Ann Arbor's tech sector includes Thomson Reuters, Truven Health Analytics, Nokia and Google
In March 2013, serial entrepreneur Steve Blank told the Weather Underground Startup Trek, the annual “entrepreneur-athonâ€ held in the Bay Area, not to start a company in Silicon Valley.
“Don’t start your company here, start it in Ann Arbor. You won’t find the talent you need here, it’s in Ann Arbor,â€ he said.
In the five years since Blank made that statement, the Ann Arbor region’s entrepreneurial environment has only developed further, with its well-educated talent pool, enviable research and development assets and roster of more than 870 companies engaged in everything from bioinformatics to network security.
More than 17,700 people work in the region’s tech sector. Internationally recognized technology brands with a presence in the region include Thomson Reuters, Truven Health Analytics, Nokia and Google, whose AdWords division is based in Ann Arbor.
Tech employers such as ProQuest, which powers research in academic, corporate, government, public and school libraries, and Barracuda Networks, which provides cloud-connected security and storage solutions to users in more than 100 countries have major footprints in the region.
Barracuda Networks in 2017 announced an expansion in Ann Arbor that will add 115 jobs, including software and tech support engineers, to its staff of 225.
The region’s innovation ecosystem, which includes the University of Michigan and Eastern Michigan University, has spawned cutting- edge startups and entrepreneurial ventures.
“Ann Arbor’s cottage industry is learning, built upon our world- class universities,â€ says Steve McElfresh, senior vice president at Duo Security, one of the region’s homegrown technology success stories. “You can’t walk down the street without running into a teacher, designer or engineer. This wealth of talent, supported by a close-knit entrepreneurial community, makes the perfect conditions for ideas to come to fruition and businesses to thrive.â€
Founded in 2010, Duo has opened offices in London, Austin and San Mateo, Calif. The company in October 2017 raised $70 million in a new round of funding, which put its valuation at $1.17 billion. That funding round brought the company’s total amount raised to $119 million.
Duo Security serves more than 10,000 customers globally, helping to protect them from data breaches. The Ann Arbor region has played a significant role in the company’s success. “Ann Arbor’s culture of learning is embedded in Duo’s DNA,â€ McElfresh says. “What makes Duo different is that we learn fast and change quickly.

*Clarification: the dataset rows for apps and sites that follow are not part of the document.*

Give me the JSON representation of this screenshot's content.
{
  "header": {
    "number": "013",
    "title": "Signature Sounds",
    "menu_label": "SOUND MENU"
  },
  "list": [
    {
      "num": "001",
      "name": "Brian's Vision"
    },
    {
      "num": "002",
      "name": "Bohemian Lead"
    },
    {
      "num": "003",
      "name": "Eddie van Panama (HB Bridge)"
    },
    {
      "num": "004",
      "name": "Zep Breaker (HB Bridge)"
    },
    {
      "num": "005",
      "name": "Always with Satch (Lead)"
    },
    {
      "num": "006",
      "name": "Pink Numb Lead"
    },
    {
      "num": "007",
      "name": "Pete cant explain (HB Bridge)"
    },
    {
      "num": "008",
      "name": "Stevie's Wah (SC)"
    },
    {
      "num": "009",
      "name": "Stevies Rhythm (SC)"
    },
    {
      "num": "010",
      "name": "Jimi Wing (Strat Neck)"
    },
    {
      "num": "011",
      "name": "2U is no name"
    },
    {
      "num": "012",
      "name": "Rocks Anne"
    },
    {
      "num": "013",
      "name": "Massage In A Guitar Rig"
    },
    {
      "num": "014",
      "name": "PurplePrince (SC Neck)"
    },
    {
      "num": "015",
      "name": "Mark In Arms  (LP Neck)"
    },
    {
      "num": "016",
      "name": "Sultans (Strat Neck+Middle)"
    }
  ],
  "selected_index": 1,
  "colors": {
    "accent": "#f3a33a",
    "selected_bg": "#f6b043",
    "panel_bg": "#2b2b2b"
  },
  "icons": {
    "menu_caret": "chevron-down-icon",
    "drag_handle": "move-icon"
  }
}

Our culture is focused on continuously engineering the business with team members who learn together, building on one another’s strengths.â€

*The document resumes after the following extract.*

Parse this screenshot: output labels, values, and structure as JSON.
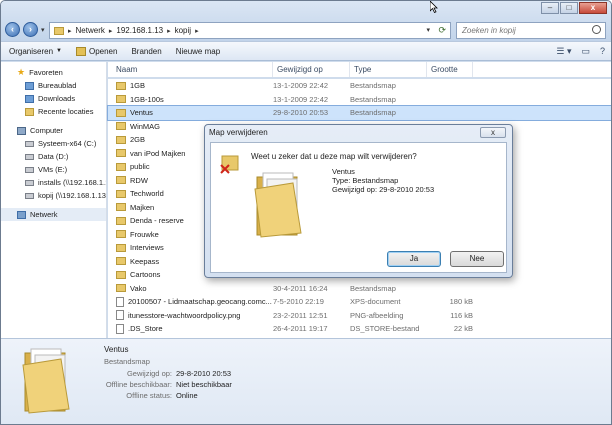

Students and workers who come to the Ann Arbor region tend to stay. More than a third of the University of Michigan’s College of Engineering graduates settle in Michigan after school, much like many of the hundreds of computer science and computer engineering grads from Eastern Michigan. U-M’s Computer Science program was ranked eighth best in the U.S., according to College Choice.
A network of resources supports entrepreneurs, such as Arbor SPARK’s business incubators, located in downtown Ann Arbor and Ypsilanti. The incubators provide space for startups and out-of-state firms seeking a presence in area. Attractive campus-style parks are locations for larger software firms. Google AdWords relocated to an office park on the north side of town to accommodate its continued growth.
A strong sense of community permeates the region’s tech companies, connecting them with each other and to the skilled talent that fuels their growth. Nonprofit organization A2 Geeks helps foster that sense of community through a variety of events, tours and meetings, enriching Ann Arbor for creatives and innovators.
McElfresh notes that the region’s quality of life and moderate cost of living – especially as compared to Silicon Valley and other tech hubs – are major draws.
“Ann Arbor, its amenities, people and culture provide a powerful selling point when we’re looking to recruit talent from traditional tech hubs,â€ he says.